¶28 The writ of mandamus, under our statutes, is not authorized upon chimerical or conjectural grounds. It will be directed to an officer of the law only in cases where such officer refuses to perform some duty specifically enjoined upon him to perform, or where by clear, reasonable inference the law makes it his duty to perform. See section 446, Comp. St. 1921.

¶29 No clear right to the writ has been shown in this case. The judgment of the trial court is, therefore, reversed, with directions to set aside the writ herein issued. However, while the incorporators herein are not entitled to the writ under the circumstances presented in this case, yet if they choose to comply with the provisions of section 7890, Comp. St. 1921, supra, and enter into the stipulation therein required, they would have a clear right to incorporate, and in such case the Secretary of State would, no doubt, issue his certificate of incorporation without being forced to do so by mandamus.

¶30 The Act of 1907-8, viz., chapter 67 of said Session Laws, had a two-fold purpose, two definite independent purposes, viz.: (1) The regulation and control of transportation pipe lines, then organized or thereafter to be organized; (2) to withhold charter powers and deny the right of eminent domain to proposed corporations, unless the incorporators accompany their proposed articles with the stipulation provided for in section 2 of said act. The enforcement of one of such purposes is not dependent upon the validity or enforcement of the other. The purposes of the act are clearly separable, and though the first purpose may have been stricken, the latter purpose may be carried out under the remaining provisions of the act, yet independent of the enforceability of the first purpose.

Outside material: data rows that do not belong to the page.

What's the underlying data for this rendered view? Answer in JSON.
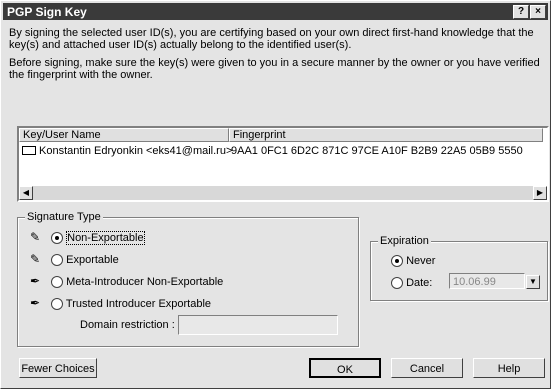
{
  "window": {
    "title": "PGP Sign Key",
    "help_icon": "?",
    "close_icon": "×"
  },
  "intro": {
    "line1": "By signing the selected user ID(s), you are certifying based on your own direct first-hand knowledge that the key(s) and attached user ID(s) actually belong to the identified user(s).",
    "line2": "Before signing, make sure the key(s) were given to you in a secure manner by the owner or you have verified the fingerprint with the owner."
  },
  "list": {
    "headers": {
      "key": "Key/User Name",
      "fingerprint": "Fingerprint"
    },
    "row": {
      "name": "Konstantin Edryonkin <eks41@mail.ru>",
      "fingerprint": "9AA1 0FC1 6D2C 871C 97CE  A10F B2B9 22A5 05B9 5550"
    }
  },
  "signature_type": {
    "legend": "Signature Type",
    "options": [
      "Non-Exportable",
      "Exportable",
      "Meta-Introducer Non-Exportable",
      "Trusted Introducer Exportable"
    ],
    "selected": "Non-Exportable",
    "domain_label": "Domain restriction :",
    "domain_value": ""
  },
  "expiration": {
    "legend": "Expiration",
    "never": "Never",
    "date": "Date:",
    "date_value": "10.06.99",
    "selected": "Never"
  },
  "buttons": {
    "fewer": "Fewer Choices",
    "ok": "OK",
    "cancel": "Cancel",
    "help": "Help"
  }
}
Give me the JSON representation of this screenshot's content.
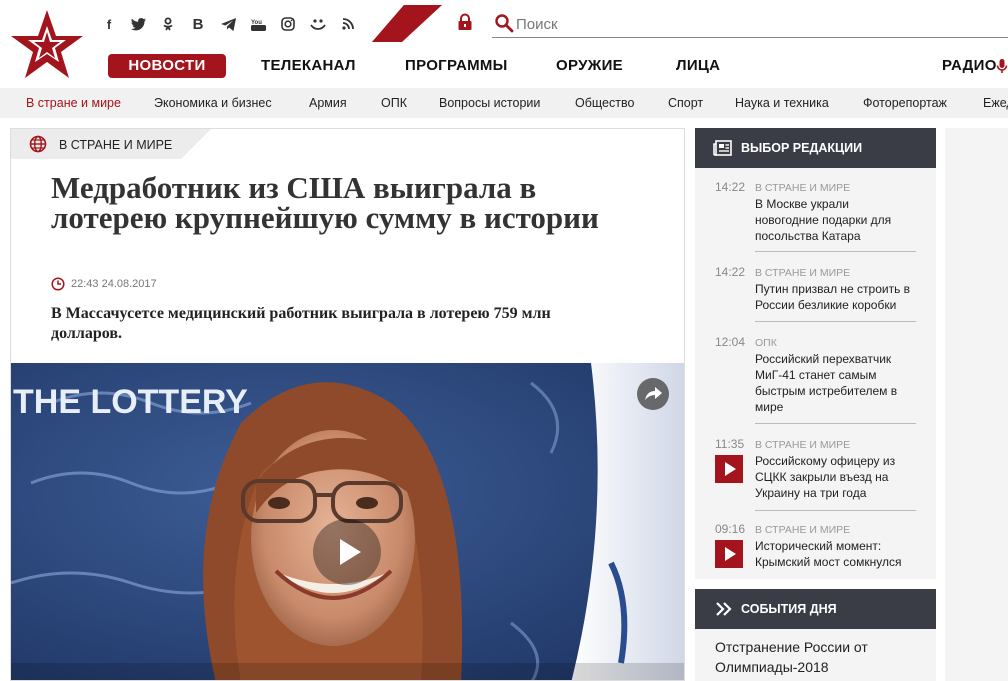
{
  "brand": {
    "accent": "#a4141c",
    "dark": "#3a3d45"
  },
  "social_icons": [
    "facebook-icon",
    "twitter-icon",
    "odnoklassniki-icon",
    "vkontakte-icon",
    "telegram-icon",
    "youtube-icon",
    "instagram-icon",
    "yandex-zen-icon",
    "rss-icon"
  ],
  "search": {
    "placeholder": "Поиск"
  },
  "mainnav": [
    {
      "label": "НОВОСТИ",
      "active": true
    },
    {
      "label": "ТЕЛЕКАНАЛ"
    },
    {
      "label": "ПРОГРАММЫ"
    },
    {
      "label": "ОРУЖИЕ"
    },
    {
      "label": "ЛИЦА"
    },
    {
      "label": "РАДИО"
    }
  ],
  "subnav": [
    "В стране и мире",
    "Экономика и бизнес",
    "Армия",
    "ОПК",
    "Вопросы истории",
    "Общество",
    "Спорт",
    "Наука и техника",
    "Фоторепортаж",
    "Ежедн"
  ],
  "article": {
    "section": "В СТРАНЕ И МИРЕ",
    "title": "Медработник из США выиграла в лотерею крупнейшую сумму в истории",
    "date": "22:43 24.08.2017",
    "lead": "В Массачусетсе медицинский работник выиграла в лотерею 759 млн долларов.",
    "video_backdrop_text": "THE LOTTERY"
  },
  "editors_choice": {
    "title": "ВЫБОР РЕДАКЦИИ",
    "items": [
      {
        "time": "14:22",
        "category": "В СТРАНЕ И МИРЕ",
        "text": "В Москве украли новогодние подарки для посольства Катара",
        "video": false
      },
      {
        "time": "14:22",
        "category": "В СТРАНЕ И МИРЕ",
        "text": "Путин призвал не строить в России безликие коробки",
        "video": false
      },
      {
        "time": "12:04",
        "category": "ОПК",
        "text": "Российский перехватчик МиГ-41 станет самым быстрым истребителем в мире",
        "video": false
      },
      {
        "time": "11:35",
        "category": "В СТРАНЕ И МИРЕ",
        "text": "Российскому офицеру из СЦКК закрыли въезд на Украину на три года",
        "video": true
      },
      {
        "time": "09:16",
        "category": "В СТРАНЕ И МИРЕ",
        "text": "Исторический момент: Крымский мост сомкнулся",
        "video": true
      }
    ]
  },
  "events": {
    "title": "СОБЫТИЯ ДНЯ",
    "items": [
      "Отстранение России от Олимпиады-2018"
    ]
  }
}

¶31 The decision of the Supreme Court of the United States in West v. Kansas Nat. Gas. Co., supra, struck down the first purpose of said act, because of its restrictions upon interstate commerce, but said decision does not affect the validity or enforceability of the latter purpose of said act, viz., the right of the state to withhold charter powers from, and deny the right of eminent domain to, proposed domestic corporations which refuse to enter the stipulation required of them by section 2 of said act.

¶32 Therefore, if the incorporators choose to do so, they may still procure a certificate of incorporation by stipulating to comply with the provisions of said act.

¶33 Reversed, with directions.